Exclusion from federally regulated banks is an enormous problem for the marijuana industry. Presently, cannabis business owners are stuck in a financial cul-de-sac dealing in cash. Despite the multi-billion-dollar marijuana industry in the U.S., individuals and companies are in a similar position as the black-market marijuana dealers. Banks, fearing entanglements in violating federal laws against marijuana, will not extend banking services to marijuana businesses. No credit, no accounts, no vault. No dice. For an understanding of where we’ve been and where we’re headed, follow the MONEY.

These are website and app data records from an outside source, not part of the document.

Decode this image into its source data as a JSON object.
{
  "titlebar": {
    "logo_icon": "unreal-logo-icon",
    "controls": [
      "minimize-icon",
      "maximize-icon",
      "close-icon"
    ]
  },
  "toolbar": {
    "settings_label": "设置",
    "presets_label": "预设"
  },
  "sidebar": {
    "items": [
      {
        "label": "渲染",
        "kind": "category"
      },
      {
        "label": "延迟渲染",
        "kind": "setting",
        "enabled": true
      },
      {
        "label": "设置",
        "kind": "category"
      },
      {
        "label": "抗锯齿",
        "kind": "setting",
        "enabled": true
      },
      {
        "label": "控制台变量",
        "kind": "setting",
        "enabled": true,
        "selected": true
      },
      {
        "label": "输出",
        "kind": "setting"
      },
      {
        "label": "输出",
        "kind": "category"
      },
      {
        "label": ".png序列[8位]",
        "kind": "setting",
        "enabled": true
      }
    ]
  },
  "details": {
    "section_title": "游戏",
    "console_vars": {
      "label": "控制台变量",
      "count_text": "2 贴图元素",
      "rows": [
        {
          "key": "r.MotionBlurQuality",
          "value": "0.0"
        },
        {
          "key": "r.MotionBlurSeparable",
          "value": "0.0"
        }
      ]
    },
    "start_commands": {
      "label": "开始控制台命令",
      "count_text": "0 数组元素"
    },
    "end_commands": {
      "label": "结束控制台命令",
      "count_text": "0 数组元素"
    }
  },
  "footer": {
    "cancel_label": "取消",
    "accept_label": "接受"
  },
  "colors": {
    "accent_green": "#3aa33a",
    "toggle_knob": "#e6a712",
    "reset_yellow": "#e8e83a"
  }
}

M: MARIJUANA business owners have been marginalized. The reality is that major banks and credit unions don’t want to attract the scrutiny of federal regulators if they accept deposits tied to cannabis-related businesses. Federal rules dictate that banks and financial institutions that accept deposits from cannabis-related businesses may receive criminal and civil penalties, which has led to cannabis-related businesses being conducted mostly in cash. That’s a big problem.
In most of the states that have legal marijuana markets, cash is counted and recounted and stuffed into bulging envelopes, slid into backpacks, and who knows what else. With marijuana still illegal under federal law, marijuana businesses can’t open bank accounts or accept credit card transactions. As such, cash-only businesses generally are subject to increased crime and an unsafe work environment.
O: OPTIONS exist for a different, better system. Ten U.S. senators filed a proposal that aims to avoid marijuana businesses operating under the table. The measure, led by Sens. Jeff Merkley (D-OR) and Lisa Murkowski (R-AK), would prevent federal officials from punishing a financial service provider “solely because the depository institution provides or has provided financial services to a cannabis-related legitimate business.”
N: NEVER before has there been such inconsistency regarding cannabis enforcement. Under Attorney General Jeff Sessions, the federal government will likely crack down on cannabis businesses or financial institutions that were otherwise abiding by state law. As a result of the Trump administration’s new war on marijuana, will banks and financial service companies that hold and move money (or virtual currency or e-money) for marijuana businesses face increased exposure? Sessions is the chief law enforcer as of the writing of this blog but you never know when he’ll resign.
E: EVERYONE operating cannabis businesses are anxious about enforcement of federal law. The federal government can charge money-laundering violations and seek to put third parties conducting those transactions in jail or forfeit the third parties’ property. The government could also charge banks and credit unions with racketeering, a charge of criminal conspiracy that would strengthen the penalties. Revocation of the Cole Memo increases the risk that cannabis companies, or its assets, could be caught up in a Department of Justice prosecution even if they are in compliance with state law.
Y: YOU have to be the catalyst for change. Under the Obama administration, prosecutors were encouraged to take action against a financial institution only if the institution knowingly offered services to marijuana businesses whose conduct involved one of the aggravators listed in the Cole Memo. Attorney General Sessions tossed the Cole Memo in the proverbial garbage. Sessions seems completely out of sync with the will of the people in states that overwhelmingly voted to legalize marijuana. There’s a Times Up movement and a #MeToo campaign sweeping the nation. We are also living in a #MarijuanaMoment in which #MarijuanaMovement advocates are raising their voices and demanding R-E-S-P-E-C-T.